Background: "Double-insurance bypass" was recently advocated to avoid the risk of cerebral ischemia during prolonged temporary occlusion of the carotid artery. For large aneurysms needing temporary but prolonged obliteration of the internal carotid artery (ICA). We have attempted the double-insurance bypass in 15 patients and, herein, report the efficacies and limitations of the procedure, and surgical techniques to make this procedure safer.
Methods: We treated 15 patients with complex internal carotid aneurysms by clipping surgery with the aid of radial artery (RA) to proximal middle cerebral artery (MCA) bypass, so-called double-insurance bypass. We analyzed surgical results of the procedure.
Results: In 11 patients, the duration of temporary occlusion of the ICA could be prolonged for as long as 110 minutes (mean, 45 minutes) without any ischemic complications. One patient in the earlier period of our experience suffered extended cerebral infarction due to possible restricted blood flow through the RA, because the brachial artery was compressed by the firm shoulder joint and neighboring structures. Thereafter, we routinely monitored the blood pressure of MCA (MCABP) and never experienced such cortical infarctions. Another 3 patients, however, experienced ischemia in the territory of perforating arteries that originated from a segment that could not be perfused by the RA-MCA bypass.
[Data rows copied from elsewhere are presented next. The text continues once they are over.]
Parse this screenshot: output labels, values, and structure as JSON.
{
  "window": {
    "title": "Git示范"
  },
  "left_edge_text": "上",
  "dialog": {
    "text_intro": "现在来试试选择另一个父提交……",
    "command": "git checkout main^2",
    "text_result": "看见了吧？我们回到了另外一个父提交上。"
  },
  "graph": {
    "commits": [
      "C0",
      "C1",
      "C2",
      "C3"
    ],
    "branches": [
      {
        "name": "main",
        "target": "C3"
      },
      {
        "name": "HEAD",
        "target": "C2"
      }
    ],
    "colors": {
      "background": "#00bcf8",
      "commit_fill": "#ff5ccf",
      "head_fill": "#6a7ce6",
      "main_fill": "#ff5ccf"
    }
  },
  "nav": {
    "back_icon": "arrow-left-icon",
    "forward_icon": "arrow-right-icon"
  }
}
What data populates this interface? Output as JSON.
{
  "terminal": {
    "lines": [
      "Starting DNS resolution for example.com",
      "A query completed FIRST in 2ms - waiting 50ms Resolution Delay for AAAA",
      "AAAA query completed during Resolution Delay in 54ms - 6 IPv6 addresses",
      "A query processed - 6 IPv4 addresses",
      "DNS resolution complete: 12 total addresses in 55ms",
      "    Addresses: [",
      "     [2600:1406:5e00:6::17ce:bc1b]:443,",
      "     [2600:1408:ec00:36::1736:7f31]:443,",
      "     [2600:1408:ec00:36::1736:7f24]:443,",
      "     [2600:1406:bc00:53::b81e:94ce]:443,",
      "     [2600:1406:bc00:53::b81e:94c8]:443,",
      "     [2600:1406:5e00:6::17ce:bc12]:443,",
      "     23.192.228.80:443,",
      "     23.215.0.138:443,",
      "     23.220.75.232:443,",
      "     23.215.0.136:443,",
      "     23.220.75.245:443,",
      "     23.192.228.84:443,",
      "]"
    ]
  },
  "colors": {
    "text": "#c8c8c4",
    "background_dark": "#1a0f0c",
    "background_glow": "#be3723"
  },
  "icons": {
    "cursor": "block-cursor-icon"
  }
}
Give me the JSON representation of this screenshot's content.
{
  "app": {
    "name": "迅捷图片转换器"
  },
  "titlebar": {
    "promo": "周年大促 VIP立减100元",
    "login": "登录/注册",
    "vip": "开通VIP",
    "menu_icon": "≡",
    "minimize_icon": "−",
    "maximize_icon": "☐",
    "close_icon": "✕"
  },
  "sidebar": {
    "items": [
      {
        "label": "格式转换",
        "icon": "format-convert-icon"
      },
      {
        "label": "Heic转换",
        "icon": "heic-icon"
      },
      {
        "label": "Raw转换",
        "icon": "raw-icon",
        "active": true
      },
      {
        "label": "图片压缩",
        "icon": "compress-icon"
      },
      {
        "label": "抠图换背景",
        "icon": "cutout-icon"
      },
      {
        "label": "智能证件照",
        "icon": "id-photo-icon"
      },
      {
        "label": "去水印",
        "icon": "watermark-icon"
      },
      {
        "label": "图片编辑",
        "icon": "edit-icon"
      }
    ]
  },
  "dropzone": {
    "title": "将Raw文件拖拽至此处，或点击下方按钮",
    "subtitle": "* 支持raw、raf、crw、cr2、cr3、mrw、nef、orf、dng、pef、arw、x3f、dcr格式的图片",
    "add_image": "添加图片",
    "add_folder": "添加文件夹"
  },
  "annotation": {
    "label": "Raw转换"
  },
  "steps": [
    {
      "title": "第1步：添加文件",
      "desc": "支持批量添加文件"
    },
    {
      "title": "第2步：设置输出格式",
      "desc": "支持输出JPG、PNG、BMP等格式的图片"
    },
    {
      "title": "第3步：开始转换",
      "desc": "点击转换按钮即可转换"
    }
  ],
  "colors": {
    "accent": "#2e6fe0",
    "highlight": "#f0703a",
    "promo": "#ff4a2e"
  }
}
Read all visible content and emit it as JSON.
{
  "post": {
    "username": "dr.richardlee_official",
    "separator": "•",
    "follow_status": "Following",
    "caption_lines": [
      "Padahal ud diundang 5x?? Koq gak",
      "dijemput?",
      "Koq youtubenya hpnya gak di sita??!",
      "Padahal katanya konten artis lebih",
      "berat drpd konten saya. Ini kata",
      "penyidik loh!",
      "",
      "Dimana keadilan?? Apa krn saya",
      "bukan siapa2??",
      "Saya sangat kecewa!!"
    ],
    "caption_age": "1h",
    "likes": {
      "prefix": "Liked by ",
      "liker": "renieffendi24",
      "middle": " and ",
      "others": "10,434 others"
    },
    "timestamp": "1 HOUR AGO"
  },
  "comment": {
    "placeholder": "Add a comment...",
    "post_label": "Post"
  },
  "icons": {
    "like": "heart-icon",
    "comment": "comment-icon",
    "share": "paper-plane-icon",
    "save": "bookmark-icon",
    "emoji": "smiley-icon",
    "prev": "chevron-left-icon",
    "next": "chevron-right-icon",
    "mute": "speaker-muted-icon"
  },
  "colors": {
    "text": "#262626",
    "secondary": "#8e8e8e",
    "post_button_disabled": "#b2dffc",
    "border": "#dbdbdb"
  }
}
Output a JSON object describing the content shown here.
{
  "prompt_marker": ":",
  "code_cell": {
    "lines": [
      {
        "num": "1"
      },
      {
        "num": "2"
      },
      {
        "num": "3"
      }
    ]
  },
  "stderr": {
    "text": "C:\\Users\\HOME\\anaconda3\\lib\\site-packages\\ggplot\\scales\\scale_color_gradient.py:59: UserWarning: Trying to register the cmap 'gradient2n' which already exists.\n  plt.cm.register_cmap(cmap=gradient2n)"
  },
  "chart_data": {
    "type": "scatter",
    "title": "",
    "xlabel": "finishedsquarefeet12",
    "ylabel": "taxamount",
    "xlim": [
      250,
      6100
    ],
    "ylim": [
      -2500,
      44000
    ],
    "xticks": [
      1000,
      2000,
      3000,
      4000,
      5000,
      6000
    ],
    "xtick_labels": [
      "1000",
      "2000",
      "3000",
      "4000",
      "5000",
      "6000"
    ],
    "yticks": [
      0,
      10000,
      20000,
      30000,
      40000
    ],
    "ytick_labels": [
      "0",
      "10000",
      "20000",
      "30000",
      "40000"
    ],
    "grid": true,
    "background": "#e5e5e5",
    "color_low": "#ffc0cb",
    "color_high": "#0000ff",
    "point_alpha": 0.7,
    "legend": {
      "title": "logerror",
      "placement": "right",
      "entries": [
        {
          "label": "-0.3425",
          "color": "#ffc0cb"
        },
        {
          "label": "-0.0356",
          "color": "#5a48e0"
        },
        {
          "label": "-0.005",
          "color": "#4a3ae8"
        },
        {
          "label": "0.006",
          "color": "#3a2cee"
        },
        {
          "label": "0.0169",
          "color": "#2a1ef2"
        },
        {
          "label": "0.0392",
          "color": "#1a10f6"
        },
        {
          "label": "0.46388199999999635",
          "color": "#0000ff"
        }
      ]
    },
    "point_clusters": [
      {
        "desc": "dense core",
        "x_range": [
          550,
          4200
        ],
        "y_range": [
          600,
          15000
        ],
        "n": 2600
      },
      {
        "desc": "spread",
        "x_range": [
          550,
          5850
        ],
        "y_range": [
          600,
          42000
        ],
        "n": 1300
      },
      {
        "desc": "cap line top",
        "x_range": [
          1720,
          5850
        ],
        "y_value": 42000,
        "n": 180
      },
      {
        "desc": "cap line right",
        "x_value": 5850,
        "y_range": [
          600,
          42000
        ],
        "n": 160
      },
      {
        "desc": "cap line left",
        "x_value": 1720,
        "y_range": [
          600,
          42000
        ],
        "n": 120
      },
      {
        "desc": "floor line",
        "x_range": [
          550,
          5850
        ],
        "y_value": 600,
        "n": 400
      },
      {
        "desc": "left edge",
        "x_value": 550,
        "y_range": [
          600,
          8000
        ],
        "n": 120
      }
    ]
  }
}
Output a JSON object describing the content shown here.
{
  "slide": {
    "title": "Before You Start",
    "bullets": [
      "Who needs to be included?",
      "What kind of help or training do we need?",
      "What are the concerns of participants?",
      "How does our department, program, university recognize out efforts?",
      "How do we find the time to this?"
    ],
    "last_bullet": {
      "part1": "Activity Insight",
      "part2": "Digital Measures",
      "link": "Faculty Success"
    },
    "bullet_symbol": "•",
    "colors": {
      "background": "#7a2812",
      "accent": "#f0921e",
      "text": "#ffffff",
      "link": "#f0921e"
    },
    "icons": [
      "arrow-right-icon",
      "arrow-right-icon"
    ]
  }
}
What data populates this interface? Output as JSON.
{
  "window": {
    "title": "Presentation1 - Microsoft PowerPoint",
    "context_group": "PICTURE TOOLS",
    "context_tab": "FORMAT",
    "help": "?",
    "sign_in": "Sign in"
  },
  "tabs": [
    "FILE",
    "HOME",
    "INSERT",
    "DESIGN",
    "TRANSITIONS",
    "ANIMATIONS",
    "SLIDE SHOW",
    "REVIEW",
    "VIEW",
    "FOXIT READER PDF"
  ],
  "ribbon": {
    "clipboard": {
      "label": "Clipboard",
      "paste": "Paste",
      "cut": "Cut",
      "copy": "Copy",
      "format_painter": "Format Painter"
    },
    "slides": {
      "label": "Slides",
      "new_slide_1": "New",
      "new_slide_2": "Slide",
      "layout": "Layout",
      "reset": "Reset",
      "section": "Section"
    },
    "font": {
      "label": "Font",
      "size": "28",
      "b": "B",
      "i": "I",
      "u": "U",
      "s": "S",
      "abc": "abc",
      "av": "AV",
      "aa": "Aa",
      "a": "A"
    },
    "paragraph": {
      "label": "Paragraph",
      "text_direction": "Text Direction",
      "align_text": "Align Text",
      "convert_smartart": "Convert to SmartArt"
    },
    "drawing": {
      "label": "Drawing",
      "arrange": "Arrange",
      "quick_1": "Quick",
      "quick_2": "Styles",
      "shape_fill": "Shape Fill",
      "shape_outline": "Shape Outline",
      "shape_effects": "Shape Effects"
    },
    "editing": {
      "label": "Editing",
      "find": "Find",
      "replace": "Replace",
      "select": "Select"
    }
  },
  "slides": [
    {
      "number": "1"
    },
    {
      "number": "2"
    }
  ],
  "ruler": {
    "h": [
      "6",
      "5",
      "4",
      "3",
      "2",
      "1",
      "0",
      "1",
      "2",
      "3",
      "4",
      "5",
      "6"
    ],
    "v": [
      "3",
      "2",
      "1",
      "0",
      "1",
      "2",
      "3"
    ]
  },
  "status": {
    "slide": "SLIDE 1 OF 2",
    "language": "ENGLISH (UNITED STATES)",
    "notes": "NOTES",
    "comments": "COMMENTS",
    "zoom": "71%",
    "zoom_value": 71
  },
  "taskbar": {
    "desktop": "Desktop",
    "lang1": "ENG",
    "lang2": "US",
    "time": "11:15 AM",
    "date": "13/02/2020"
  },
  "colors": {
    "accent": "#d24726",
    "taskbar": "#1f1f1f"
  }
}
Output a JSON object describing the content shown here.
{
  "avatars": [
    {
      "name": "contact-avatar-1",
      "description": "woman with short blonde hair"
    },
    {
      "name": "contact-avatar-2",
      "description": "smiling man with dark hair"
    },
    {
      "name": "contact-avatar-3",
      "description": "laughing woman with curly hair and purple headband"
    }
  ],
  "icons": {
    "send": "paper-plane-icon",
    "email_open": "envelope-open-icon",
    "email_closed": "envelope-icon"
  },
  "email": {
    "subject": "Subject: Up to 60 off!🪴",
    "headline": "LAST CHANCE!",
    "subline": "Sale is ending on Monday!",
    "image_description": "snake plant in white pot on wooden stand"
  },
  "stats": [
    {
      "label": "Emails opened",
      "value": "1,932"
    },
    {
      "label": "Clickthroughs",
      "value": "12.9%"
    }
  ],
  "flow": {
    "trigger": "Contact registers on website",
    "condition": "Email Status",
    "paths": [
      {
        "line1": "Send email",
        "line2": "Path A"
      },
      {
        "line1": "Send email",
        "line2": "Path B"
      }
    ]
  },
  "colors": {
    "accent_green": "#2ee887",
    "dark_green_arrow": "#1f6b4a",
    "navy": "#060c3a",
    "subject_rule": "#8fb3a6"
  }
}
Conclusions: In combination with monitoring of MCABP, the double-insurance bypass can be a safer and more potent adjunctive procedure for the treatment of complex internal carotid aneurysms which require prolonged temporary occlusion of the ICA.